→ THE PROBLEM:
Apart from the pictures, print the data below exactly as given.

(Records drawn from a dataset)
········

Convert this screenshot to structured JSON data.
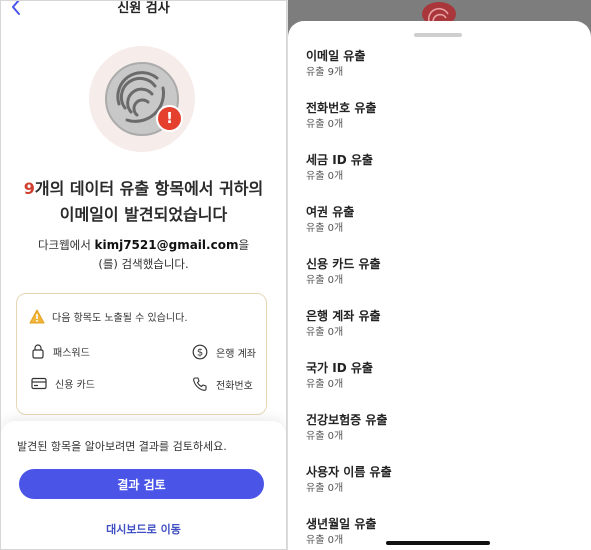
{
  "left": {
    "title": "신원 검사",
    "headline": {
      "count": "9",
      "line1": "개의 데이터 유출 항목에서 귀하의",
      "line2": "이메일이 발견되었습니다"
    },
    "sub": {
      "prefix": "다크웹에서 ",
      "email": "kimj7521@gmail.com",
      "suffix": "을",
      "line2": "(를) 검색했습니다."
    },
    "card": {
      "warning": "다음 항목도 노출될 수 있습니다.",
      "items": [
        "패스워드",
        "은행 계좌",
        "신용 카드",
        "전화번호"
      ]
    },
    "sheet": {
      "text": "발견된 항목을 알아보려면 결과를 검토하세요.",
      "primary_button": "결과 검토",
      "dashboard_link": "대시보드로 이동"
    }
  },
  "right": {
    "leaks": [
      {
        "title": "이메일 유출",
        "count": "유출 9개"
      },
      {
        "title": "전화번호 유출",
        "count": "유출 0개"
      },
      {
        "title": "세금 ID 유출",
        "count": "유출 0개"
      },
      {
        "title": "여권 유출",
        "count": "유출 0개"
      },
      {
        "title": "신용 카드 유출",
        "count": "유출 0개"
      },
      {
        "title": "은행 계좌 유출",
        "count": "유출 0개"
      },
      {
        "title": "국가 ID 유출",
        "count": "유출 0개"
      },
      {
        "title": "건강보험증 유출",
        "count": "유출 0개"
      },
      {
        "title": "사용자 이름 유출",
        "count": "유출 0개"
      },
      {
        "title": "생년월일 유출",
        "count": "유출 0개"
      }
    ]
  },
  "colors": {
    "accent_red": "#d1402e",
    "primary_button": "#4a55e8",
    "link": "#3f4fc4",
    "card_border": "#e6d8b6"
  },
  "icons": [
    "back-icon",
    "fingerprint-icon",
    "alert-icon",
    "warning-icon",
    "lock-icon",
    "dollar-icon",
    "credit-card-icon",
    "phone-icon"
  ]
}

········

→ ANSWER FOR THIS EXERCISE:
Convert this screenshot to structured JSON data.
{
  "left": {
    "title": "신원 검사",
    "headline": {
      "count": "9",
      "line1": "개의 데이터 유출 항목에서 귀하의",
      "line2": "이메일이 발견되었습니다"
    },
    "sub": {
      "prefix": "다크웹에서 ",
      "email": "kimj7521@gmail.com",
      "suffix": "을",
      "line2": "(를) 검색했습니다."
    },
    "card": {
      "warning": "다음 항목도 노출될 수 있습니다.",
      "items": [
        "패스워드",
        "은행 계좌",
        "신용 카드",
        "전화번호"
      ]
    },
    "sheet": {
      "text": "발견된 항목을 알아보려면 결과를 검토하세요.",
      "primary_button": "결과 검토",
      "dashboard_link": "대시보드로 이동"
    }
  },
  "right": {
    "leaks": [
      {
        "title": "이메일 유출",
        "count": "유출 9개"
      },
      {
        "title": "전화번호 유출",
        "count": "유출 0개"
      },
      {
        "title": "세금 ID 유출",
        "count": "유출 0개"
      },
      {
        "title": "여권 유출",
        "count": "유출 0개"
      },
      {
        "title": "신용 카드 유출",
        "count": "유출 0개"
      },
      {
        "title": "은행 계좌 유출",
        "count": "유출 0개"
      },
      {
        "title": "국가 ID 유출",
        "count": "유출 0개"
      },
      {
        "title": "건강보험증 유출",
        "count": "유출 0개"
      },
      {
        "title": "사용자 이름 유출",
        "count": "유출 0개"
      },
      {
        "title": "생년월일 유출",
        "count": "유출 0개"
      }
    ]
  },
  "colors": {
    "accent_red": "#d1402e",
    "primary_button": "#4a55e8",
    "link": "#3f4fc4",
    "card_border": "#e6d8b6"
  },
  "icons": [
    "back-icon",
    "fingerprint-icon",
    "alert-icon",
    "warning-icon",
    "lock-icon",
    "dollar-icon",
    "credit-card-icon",
    "phone-icon"
  ]
}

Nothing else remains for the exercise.